• _EXERCISE REQUIREMENTS_:
Copy out every record exactly.
======== DATA SECTION
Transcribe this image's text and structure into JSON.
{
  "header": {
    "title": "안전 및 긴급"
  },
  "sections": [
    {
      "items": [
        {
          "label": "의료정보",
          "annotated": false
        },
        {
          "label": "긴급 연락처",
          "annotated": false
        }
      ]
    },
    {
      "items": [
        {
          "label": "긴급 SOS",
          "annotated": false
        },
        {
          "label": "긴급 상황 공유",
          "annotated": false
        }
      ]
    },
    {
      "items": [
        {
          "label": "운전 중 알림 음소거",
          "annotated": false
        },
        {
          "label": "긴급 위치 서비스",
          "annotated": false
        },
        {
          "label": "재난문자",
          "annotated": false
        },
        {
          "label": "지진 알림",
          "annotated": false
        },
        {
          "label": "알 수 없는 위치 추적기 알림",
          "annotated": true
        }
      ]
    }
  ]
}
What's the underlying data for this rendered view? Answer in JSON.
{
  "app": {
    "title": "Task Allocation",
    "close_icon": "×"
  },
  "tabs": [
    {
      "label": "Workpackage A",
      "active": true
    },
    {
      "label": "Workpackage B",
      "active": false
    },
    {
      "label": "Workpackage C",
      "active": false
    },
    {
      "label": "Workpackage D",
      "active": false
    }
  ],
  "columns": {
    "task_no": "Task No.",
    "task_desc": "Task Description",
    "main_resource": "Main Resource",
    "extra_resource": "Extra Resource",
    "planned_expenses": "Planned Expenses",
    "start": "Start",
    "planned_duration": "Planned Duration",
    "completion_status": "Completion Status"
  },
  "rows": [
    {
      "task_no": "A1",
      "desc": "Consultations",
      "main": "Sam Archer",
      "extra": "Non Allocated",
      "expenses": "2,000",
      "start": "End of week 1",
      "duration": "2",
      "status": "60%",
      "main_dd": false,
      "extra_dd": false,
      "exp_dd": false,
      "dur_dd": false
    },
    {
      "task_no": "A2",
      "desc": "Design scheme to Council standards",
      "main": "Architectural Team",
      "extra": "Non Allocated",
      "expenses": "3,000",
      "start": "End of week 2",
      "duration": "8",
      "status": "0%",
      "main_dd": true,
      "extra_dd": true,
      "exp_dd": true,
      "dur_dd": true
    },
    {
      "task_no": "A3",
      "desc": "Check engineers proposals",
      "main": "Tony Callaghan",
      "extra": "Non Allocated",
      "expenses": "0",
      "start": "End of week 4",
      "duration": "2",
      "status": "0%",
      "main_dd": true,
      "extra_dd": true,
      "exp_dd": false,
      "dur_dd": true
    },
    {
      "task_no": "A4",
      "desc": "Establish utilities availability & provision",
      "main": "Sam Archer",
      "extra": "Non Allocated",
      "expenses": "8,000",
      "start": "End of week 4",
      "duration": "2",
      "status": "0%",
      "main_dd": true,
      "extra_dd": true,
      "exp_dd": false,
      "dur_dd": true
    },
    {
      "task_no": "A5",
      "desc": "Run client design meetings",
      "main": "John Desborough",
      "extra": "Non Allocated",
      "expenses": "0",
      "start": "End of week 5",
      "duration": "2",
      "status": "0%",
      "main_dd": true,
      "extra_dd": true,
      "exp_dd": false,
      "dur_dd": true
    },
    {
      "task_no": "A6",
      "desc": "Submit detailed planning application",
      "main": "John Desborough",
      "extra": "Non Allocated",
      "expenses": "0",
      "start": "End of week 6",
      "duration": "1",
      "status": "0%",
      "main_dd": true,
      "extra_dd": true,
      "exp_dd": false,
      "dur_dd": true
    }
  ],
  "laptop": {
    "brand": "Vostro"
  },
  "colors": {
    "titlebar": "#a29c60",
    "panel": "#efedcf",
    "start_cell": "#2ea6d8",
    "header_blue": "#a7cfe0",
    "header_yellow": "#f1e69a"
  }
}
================
• _RESPONSE BOX_:
Transcribe this image's text and structure into JSON.
{
  "header": {
    "title": "안전 및 긴급"
  },
  "sections": [
    {
      "items": [
        {
          "label": "의료정보",
          "annotated": false
        },
        {
          "label": "긴급 연락처",
          "annotated": false
        }
      ]
    },
    {
      "items": [
        {
          "label": "긴급 SOS",
          "annotated": false
        },
        {
          "label": "긴급 상황 공유",
          "annotated": false
        }
      ]
    },
    {
      "items": [
        {
          "label": "운전 중 알림 음소거",
          "annotated": false
        },
        {
          "label": "긴급 위치 서비스",
          "annotated": false
        },
        {
          "label": "재난문자",
          "annotated": false
        },
        {
          "label": "지진 알림",
          "annotated": false
        },
        {
          "label": "알 수 없는 위치 추적기 알림",
          "annotated": true
        }
      ]
    }
  ]
}
What's the underlying data for this rendered view? Answer in JSON.
{
  "app": {
    "title": "Task Allocation",
    "close_icon": "×"
  },
  "tabs": [
    {
      "label": "Workpackage A",
      "active": true
    },
    {
      "label": "Workpackage B",
      "active": false
    },
    {
      "label": "Workpackage C",
      "active": false
    },
    {
      "label": "Workpackage D",
      "active": false
    }
  ],
  "columns": {
    "task_no": "Task No.",
    "task_desc": "Task Description",
    "main_resource": "Main Resource",
    "extra_resource": "Extra Resource",
    "planned_expenses": "Planned Expenses",
    "start": "Start",
    "planned_duration": "Planned Duration",
    "completion_status": "Completion Status"
  },
  "rows": [
    {
      "task_no": "A1",
      "desc": "Consultations",
      "main": "Sam Archer",
      "extra": "Non Allocated",
      "expenses": "2,000",
      "start": "End of week 1",
      "duration": "2",
      "status": "60%",
      "main_dd": false,
      "extra_dd": false,
      "exp_dd": false,
      "dur_dd": false
    },
    {
      "task_no": "A2",
      "desc": "Design scheme to Council standards",
      "main": "Architectural Team",
      "extra": "Non Allocated",
      "expenses": "3,000",
      "start": "End of week 2",
      "duration": "8",
      "status": "0%",
      "main_dd": true,
      "extra_dd": true,
      "exp_dd": true,
      "dur_dd": true
    },
    {
      "task_no": "A3",
      "desc": "Check engineers proposals",
      "main": "Tony Callaghan",
      "extra": "Non Allocated",
      "expenses": "0",
      "start": "End of week 4",
      "duration": "2",
      "status": "0%",
      "main_dd": true,
      "extra_dd": true,
      "exp_dd": false,
      "dur_dd": true
    },
    {
      "task_no": "A4",
      "desc": "Establish utilities availability & provision",
      "main": "Sam Archer",
      "extra": "Non Allocated",
      "expenses": "8,000",
      "start": "End of week 4",
      "duration": "2",
      "status": "0%",
      "main_dd": true,
      "extra_dd": true,
      "exp_dd": false,
      "dur_dd": true
    },
    {
      "task_no": "A5",
      "desc": "Run client design meetings",
      "main": "John Desborough",
      "extra": "Non Allocated",
      "expenses": "0",
      "start": "End of week 5",
      "duration": "2",
      "status": "0%",
      "main_dd": true,
      "extra_dd": true,
      "exp_dd": false,
      "dur_dd": true
    },
    {
      "task_no": "A6",
      "desc": "Submit detailed planning application",
      "main": "John Desborough",
      "extra": "Non Allocated",
      "expenses": "0",
      "start": "End of week 6",
      "duration": "1",
      "status": "0%",
      "main_dd": true,
      "extra_dd": true,
      "exp_dd": false,
      "dur_dd": true
    }
  ],
  "laptop": {
    "brand": "Vostro"
  },
  "colors": {
    "titlebar": "#a29c60",
    "panel": "#efedcf",
    "start_cell": "#2ea6d8",
    "header_blue": "#a7cfe0",
    "header_yellow": "#f1e69a"
  }
}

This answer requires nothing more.